That didn’t happen.
It would be interesting if they did…could they avoid the perception that Apple was copying Amazon? That concept wouldn’t be good for their positioning in the market, although I presume that wouldn’t stop them if it cold make them a ton of money.
They introduced the iPhone 5,and I feel like the contrast between their presser and Amazon’s really shows the stark difference between the companies.
Apple fans are enthused about the new device…but the general reaction to it seemed muted.
No question, it’s a big improvement in hardware…but is it a big improvement in user experience?
It adds panoramic photo taking, the screen is bigger and the device lighter…but will you really do different things with it?
Apple is, at its heart, a hardware company. They do cool software things sometimes, like adding Siri. This time, though, what they did was give you better hardware.
Amazon, on the other hand, is largely a content company (although they do a lot of web and other stuff). When I look at the Fire line, what I’m waiting for tomorrow isn’t how well it can do what it was already doing, but the new media experience elements…X-Ray for Movies, text-to-speech for Kindle store books (new to the Fire).
Certainly, the Kindle Paperwhite is bringing significant new hardware…and it is also reducing the media experience by eliminating speakers. There’s a lot of pushback in the Kindle forums about that.
That’s telling, to me…we want Amazon to give us “good enough” hardware and superior media experience and services.
What do you think? Is Apple more of an “experience” company than I indicated…with things like iTunes and FaceTime being super significant?

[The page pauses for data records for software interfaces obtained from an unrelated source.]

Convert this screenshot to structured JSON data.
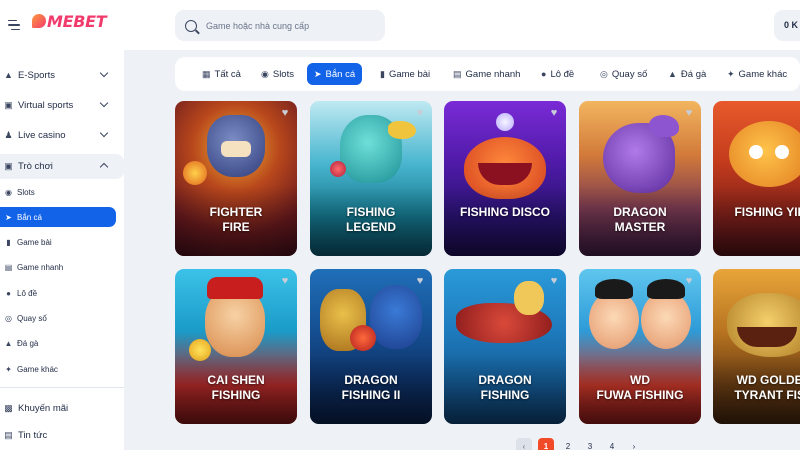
{
  "header": {
    "logo": "MEBET",
    "search_placeholder": "Game hoặc nhà cung cấp",
    "balance": "0 K"
  },
  "sidebar": {
    "sections": [
      {
        "label": "E-Sports",
        "icon": "gamepad-icon"
      },
      {
        "label": "Virtual sports",
        "icon": "virtual-sports-icon"
      },
      {
        "label": "Live casino",
        "icon": "live-casino-icon"
      },
      {
        "label": "Trò chơi",
        "icon": "games-icon"
      }
    ],
    "sub_items": [
      {
        "label": "Slots",
        "icon": "slots-icon"
      },
      {
        "label": "Bắn cá",
        "icon": "fish-icon"
      },
      {
        "label": "Game bài",
        "icon": "cards-icon"
      },
      {
        "label": "Game nhanh",
        "icon": "fast-game-icon"
      },
      {
        "label": "Lô đề",
        "icon": "lottery-ball-icon"
      },
      {
        "label": "Quay số",
        "icon": "dial-icon"
      },
      {
        "label": "Đá gà",
        "icon": "cockfight-icon"
      },
      {
        "label": "Game khác",
        "icon": "other-games-icon"
      }
    ],
    "bottom": [
      {
        "label": "Khuyến mãi",
        "icon": "promo-icon"
      },
      {
        "label": "Tin tức",
        "icon": "news-icon"
      }
    ]
  },
  "tabs": [
    {
      "label": "Tất cả",
      "icon": "grid-icon"
    },
    {
      "label": "Slots",
      "icon": "slots-icon"
    },
    {
      "label": "Bắn cá",
      "icon": "fish-icon"
    },
    {
      "label": "Game bài",
      "icon": "cards-icon"
    },
    {
      "label": "Game nhanh",
      "icon": "fast-game-icon"
    },
    {
      "label": "Lô đề",
      "icon": "lottery-ball-icon"
    },
    {
      "label": "Quay số",
      "icon": "dial-icon"
    },
    {
      "label": "Đá gà",
      "icon": "cockfight-icon"
    },
    {
      "label": "Game khác",
      "icon": "other-games-icon"
    }
  ],
  "games": [
    {
      "title": "FIGHTER\nFIRE"
    },
    {
      "title": "FISHING\nLEGEND"
    },
    {
      "title": "FISHING DISCO"
    },
    {
      "title": "DRAGON\nMASTER"
    },
    {
      "title": "FISHING YILU"
    },
    {
      "title": "CAI SHEN\nFISHING"
    },
    {
      "title": "DRAGON\nFISHING II"
    },
    {
      "title": "DRAGON\nFISHING"
    },
    {
      "title": "WD\nFUWA FISHING"
    },
    {
      "title": "WD GOLDEN\nTYRANT FISH"
    }
  ],
  "pagination": {
    "pages": [
      "1",
      "2",
      "3",
      "4"
    ],
    "current": "1"
  },
  "colors": {
    "accent": "#1263e8",
    "brand": "#f13b6c",
    "page_active": "#f04a28"
  }
}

Are you excited about your new Fire’s hardware (I am looking forward to the camera for videoconferencing), or the service features? Do you use Coinstar? Are going to get the $10 Discover card deal…and do Special Offers make a device better or worse? Are going to pay the $15 to have ads removed…and is so, why? Feel free to let me and my readers know by commenting on this post.
This post by Bufo Calvin originally appeared in the I Love My Kindle blog.